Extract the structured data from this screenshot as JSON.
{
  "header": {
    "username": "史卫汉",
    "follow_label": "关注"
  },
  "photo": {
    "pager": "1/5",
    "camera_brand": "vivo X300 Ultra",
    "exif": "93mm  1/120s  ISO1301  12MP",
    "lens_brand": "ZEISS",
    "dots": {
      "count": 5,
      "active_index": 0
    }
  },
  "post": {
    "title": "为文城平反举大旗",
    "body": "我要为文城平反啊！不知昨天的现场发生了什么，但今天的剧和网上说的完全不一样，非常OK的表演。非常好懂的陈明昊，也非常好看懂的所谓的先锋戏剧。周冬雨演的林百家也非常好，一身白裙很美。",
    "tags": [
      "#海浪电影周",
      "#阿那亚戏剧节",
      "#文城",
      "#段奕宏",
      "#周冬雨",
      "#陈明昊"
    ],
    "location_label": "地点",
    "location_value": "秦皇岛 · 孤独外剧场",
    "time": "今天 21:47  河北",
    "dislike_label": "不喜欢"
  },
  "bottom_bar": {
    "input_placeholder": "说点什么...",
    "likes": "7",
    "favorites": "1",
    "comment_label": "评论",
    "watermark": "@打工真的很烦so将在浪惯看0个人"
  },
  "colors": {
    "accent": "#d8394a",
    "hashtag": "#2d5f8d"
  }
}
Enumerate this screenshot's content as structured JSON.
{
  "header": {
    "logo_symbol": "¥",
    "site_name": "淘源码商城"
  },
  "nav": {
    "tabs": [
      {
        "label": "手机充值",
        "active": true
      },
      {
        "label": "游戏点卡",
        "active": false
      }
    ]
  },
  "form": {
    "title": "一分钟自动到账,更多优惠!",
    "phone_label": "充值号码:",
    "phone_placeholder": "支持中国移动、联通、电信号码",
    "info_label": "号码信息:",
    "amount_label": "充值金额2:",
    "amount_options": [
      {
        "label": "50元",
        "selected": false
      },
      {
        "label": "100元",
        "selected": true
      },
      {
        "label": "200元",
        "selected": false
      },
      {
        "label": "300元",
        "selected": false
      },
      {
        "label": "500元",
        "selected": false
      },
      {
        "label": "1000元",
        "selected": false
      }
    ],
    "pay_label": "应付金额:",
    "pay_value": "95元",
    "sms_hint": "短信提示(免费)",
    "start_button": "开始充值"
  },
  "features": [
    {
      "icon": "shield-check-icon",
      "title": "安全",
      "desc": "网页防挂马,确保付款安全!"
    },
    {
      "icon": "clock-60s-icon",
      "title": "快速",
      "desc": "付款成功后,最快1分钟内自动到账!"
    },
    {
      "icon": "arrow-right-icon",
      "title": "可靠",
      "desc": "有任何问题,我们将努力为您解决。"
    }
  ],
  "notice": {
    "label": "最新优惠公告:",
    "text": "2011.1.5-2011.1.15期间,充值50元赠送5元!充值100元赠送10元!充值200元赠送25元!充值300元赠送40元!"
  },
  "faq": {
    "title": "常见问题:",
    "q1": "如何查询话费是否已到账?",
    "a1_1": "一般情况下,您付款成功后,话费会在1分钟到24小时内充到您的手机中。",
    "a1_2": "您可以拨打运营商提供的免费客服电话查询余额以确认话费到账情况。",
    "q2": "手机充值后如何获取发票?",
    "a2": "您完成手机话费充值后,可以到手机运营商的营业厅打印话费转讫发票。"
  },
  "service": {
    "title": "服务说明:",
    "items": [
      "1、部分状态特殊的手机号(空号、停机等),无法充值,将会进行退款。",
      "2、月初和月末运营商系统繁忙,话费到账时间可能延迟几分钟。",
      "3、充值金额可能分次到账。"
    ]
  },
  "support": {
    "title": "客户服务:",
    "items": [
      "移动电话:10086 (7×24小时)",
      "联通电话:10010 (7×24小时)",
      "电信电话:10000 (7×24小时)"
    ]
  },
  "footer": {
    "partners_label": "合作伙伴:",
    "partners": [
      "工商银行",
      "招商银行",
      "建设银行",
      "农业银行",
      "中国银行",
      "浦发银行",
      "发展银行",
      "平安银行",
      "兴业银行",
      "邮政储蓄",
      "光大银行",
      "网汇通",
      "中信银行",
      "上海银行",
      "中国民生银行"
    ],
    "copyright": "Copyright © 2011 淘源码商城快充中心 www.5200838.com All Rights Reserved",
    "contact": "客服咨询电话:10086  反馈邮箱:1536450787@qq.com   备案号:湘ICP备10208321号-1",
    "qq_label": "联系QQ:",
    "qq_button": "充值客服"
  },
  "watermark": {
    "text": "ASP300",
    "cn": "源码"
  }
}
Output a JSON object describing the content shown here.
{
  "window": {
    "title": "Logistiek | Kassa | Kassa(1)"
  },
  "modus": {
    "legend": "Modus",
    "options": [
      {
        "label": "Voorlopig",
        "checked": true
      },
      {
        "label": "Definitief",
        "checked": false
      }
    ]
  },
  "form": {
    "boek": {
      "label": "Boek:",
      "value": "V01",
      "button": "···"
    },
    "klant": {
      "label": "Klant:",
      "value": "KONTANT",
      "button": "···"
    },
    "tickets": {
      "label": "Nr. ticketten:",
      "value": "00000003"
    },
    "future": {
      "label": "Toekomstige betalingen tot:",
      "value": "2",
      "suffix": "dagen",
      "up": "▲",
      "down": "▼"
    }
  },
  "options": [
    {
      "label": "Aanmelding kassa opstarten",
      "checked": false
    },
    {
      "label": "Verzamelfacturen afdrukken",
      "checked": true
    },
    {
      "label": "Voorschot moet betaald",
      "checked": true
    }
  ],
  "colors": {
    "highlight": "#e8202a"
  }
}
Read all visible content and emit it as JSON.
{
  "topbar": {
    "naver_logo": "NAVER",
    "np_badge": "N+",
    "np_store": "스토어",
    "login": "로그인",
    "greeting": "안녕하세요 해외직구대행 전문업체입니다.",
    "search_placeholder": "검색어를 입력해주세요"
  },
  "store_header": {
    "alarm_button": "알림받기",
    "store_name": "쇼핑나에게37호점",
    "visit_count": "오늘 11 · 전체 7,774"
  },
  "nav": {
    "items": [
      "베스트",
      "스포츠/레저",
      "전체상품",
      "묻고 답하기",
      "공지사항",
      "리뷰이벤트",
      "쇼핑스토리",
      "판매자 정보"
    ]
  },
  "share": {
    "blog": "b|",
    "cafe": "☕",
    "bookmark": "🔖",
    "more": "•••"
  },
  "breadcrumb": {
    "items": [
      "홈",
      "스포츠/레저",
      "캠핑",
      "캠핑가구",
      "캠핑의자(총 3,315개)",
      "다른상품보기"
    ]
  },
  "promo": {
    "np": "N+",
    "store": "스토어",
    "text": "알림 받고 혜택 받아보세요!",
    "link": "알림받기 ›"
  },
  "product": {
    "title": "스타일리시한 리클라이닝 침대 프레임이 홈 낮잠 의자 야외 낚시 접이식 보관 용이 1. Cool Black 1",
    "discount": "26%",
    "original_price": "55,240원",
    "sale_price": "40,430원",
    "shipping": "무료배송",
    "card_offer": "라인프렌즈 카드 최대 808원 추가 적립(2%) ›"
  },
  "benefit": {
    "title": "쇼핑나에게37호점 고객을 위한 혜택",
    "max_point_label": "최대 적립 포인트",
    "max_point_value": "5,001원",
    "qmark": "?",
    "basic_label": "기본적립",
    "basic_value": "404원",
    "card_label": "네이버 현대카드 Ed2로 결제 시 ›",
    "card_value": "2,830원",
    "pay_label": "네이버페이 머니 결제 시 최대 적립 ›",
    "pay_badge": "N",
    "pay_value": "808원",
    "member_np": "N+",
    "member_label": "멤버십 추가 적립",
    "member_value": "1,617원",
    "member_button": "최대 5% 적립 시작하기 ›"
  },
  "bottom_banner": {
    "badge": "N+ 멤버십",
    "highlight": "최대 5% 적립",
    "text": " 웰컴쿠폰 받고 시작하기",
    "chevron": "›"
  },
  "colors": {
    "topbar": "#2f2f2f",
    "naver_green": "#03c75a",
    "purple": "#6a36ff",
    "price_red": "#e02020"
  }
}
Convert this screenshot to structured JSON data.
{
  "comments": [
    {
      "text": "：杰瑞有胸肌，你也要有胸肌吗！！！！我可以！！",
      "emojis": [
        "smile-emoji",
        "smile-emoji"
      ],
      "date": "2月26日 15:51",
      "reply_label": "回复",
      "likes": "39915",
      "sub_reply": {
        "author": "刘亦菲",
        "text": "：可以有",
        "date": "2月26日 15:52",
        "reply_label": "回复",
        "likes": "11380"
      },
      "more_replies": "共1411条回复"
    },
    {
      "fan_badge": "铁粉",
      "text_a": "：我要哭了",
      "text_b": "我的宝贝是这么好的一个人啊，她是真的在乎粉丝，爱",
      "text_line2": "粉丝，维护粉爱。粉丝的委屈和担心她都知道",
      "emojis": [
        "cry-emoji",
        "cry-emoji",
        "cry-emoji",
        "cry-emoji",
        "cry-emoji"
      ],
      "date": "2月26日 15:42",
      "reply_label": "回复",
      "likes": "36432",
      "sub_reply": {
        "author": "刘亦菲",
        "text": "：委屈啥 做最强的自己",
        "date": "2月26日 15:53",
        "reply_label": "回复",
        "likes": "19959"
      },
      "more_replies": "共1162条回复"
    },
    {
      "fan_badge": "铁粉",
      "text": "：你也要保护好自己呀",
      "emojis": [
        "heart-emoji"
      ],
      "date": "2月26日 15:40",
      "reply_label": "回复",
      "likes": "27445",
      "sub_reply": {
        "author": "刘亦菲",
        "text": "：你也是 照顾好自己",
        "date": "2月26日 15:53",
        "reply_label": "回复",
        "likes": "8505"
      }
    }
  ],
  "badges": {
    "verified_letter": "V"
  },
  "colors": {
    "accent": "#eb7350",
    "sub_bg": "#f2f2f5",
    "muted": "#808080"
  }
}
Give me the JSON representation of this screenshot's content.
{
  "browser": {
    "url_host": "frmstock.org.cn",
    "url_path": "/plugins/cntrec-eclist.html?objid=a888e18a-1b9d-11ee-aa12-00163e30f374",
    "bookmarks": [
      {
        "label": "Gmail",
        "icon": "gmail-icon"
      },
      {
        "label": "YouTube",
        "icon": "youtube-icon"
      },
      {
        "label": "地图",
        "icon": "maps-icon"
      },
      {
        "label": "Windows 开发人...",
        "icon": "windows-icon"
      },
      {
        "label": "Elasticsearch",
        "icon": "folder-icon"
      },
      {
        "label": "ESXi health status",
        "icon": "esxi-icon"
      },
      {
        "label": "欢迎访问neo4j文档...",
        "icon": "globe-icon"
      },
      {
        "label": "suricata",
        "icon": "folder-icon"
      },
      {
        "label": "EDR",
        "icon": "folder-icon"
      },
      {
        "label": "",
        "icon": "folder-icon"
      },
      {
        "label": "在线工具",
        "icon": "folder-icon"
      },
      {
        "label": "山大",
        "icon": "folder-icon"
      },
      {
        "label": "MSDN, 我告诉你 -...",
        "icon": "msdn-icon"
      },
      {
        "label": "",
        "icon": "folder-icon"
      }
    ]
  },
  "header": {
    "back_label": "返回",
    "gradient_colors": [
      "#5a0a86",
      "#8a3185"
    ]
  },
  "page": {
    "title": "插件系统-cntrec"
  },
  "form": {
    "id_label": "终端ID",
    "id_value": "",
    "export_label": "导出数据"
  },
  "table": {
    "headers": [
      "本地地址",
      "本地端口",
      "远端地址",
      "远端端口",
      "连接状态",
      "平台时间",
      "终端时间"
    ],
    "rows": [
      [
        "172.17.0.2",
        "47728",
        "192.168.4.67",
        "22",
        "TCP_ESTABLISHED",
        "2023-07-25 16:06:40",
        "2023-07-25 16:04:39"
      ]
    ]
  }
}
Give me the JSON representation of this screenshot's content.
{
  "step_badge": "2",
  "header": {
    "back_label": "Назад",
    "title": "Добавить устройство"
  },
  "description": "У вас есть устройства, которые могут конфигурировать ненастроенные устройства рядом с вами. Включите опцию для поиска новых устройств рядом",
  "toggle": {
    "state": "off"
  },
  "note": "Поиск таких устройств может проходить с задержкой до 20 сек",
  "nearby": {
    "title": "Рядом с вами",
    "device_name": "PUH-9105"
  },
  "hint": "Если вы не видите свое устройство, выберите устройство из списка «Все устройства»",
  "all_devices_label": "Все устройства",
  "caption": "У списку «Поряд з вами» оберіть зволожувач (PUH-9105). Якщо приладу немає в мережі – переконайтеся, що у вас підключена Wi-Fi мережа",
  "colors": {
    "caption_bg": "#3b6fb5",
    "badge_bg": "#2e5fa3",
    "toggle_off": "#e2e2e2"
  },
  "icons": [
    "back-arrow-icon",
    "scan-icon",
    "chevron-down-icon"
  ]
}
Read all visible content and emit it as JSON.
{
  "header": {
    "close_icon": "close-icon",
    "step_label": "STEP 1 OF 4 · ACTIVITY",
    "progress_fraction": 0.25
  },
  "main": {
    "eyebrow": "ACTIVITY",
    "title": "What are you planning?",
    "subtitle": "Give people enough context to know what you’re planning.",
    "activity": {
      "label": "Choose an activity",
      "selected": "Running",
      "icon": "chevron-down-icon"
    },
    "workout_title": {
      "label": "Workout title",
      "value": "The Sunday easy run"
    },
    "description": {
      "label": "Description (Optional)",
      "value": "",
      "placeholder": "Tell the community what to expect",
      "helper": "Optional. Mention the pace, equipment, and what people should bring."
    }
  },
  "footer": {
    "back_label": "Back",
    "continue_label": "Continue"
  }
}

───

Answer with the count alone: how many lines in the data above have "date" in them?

_Output below:_ 6